LONDON • Sam Allardyce has not apologised to Roy Hodgson for mocking his speech impediment during conversations with undercover reporters that led to Allardyce losing the England manager's job last week.
Allardyce referred to his predecessor as "Woy" and suggested Hodgson was a poor public speaker who would "send them all to sleep".
He also criticised the 69-year-old for being "too indecisive" during the European Championship, when England's humiliating elimination by Iceland led to Hodgson's resignation.
Allardyce offered a "sincere and wholehearted apology" for his conduct to the Football Association (FA) in a statement released after his mutually agreed departure, but has not apologised to Hodgson.
While accepting the football criticism, Hodgson is understood to have been offended by the personal nature of Allardyce's comments about his speech, particularly because he has not expressed any contrition since.
The pair have known each other for years and, as England manager, Hodgson occasionally consulted Allardyce about players' form and fitness when the latter was in charge of West Ham and Sunderland. But there has been no attempt to clear the air. The FA statement also contained a reference to Allardyce regretting "my comments with regard to other individuals" but there was no mention of Hodgson.
England captain Wayne Rooney suggested yesterday the players are not interested in matters off the field ahead of their World Cup qualifier against Malta.
"It's not something we can be concerned about," Rooney told reporters when asked about Allardyce's sacking.
"As a group we need to stick together and concentrate on the football and I am sure there will be no problem doing that. The other side is not our issue."

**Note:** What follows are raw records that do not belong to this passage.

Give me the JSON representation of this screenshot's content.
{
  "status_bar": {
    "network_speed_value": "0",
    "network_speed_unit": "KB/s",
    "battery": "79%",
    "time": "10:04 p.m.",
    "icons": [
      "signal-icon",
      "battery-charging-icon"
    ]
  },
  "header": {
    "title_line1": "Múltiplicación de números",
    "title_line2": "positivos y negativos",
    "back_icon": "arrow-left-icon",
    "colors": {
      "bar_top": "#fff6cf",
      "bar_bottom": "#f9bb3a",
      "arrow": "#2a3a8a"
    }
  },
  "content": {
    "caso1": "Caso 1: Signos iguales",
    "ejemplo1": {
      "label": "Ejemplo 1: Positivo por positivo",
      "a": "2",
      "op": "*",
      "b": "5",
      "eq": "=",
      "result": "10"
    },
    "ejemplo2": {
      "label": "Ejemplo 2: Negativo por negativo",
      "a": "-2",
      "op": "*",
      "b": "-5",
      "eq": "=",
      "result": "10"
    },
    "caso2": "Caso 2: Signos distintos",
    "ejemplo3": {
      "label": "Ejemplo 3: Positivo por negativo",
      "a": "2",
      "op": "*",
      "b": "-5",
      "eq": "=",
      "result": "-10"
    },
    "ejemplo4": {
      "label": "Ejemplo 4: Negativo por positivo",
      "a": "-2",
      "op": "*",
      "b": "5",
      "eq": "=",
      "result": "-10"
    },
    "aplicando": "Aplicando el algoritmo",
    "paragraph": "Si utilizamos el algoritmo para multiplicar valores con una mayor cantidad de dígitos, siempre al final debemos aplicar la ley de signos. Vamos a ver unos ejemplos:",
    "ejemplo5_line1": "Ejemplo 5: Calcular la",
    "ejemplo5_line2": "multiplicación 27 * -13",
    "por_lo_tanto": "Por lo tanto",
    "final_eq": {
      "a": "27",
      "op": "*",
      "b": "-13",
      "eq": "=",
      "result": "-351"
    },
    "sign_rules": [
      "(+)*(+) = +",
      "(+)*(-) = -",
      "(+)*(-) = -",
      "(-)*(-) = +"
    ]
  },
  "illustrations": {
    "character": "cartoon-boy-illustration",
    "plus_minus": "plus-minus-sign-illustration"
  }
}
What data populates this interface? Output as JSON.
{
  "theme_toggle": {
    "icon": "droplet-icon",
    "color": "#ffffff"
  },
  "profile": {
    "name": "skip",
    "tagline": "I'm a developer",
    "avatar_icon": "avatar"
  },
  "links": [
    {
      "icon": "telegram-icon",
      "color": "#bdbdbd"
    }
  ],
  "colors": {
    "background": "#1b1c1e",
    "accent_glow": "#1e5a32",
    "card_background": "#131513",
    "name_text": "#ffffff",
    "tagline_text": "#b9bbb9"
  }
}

When pressed for his thoughts on Allardyce, Rooney said: "It's a shame. I think everyone could see how excited Sam was for the job and he showed that to the players. I am sure he deeply regrets it but that was a decision for the FA to take."
THE TIMES, LONDON, REUTERS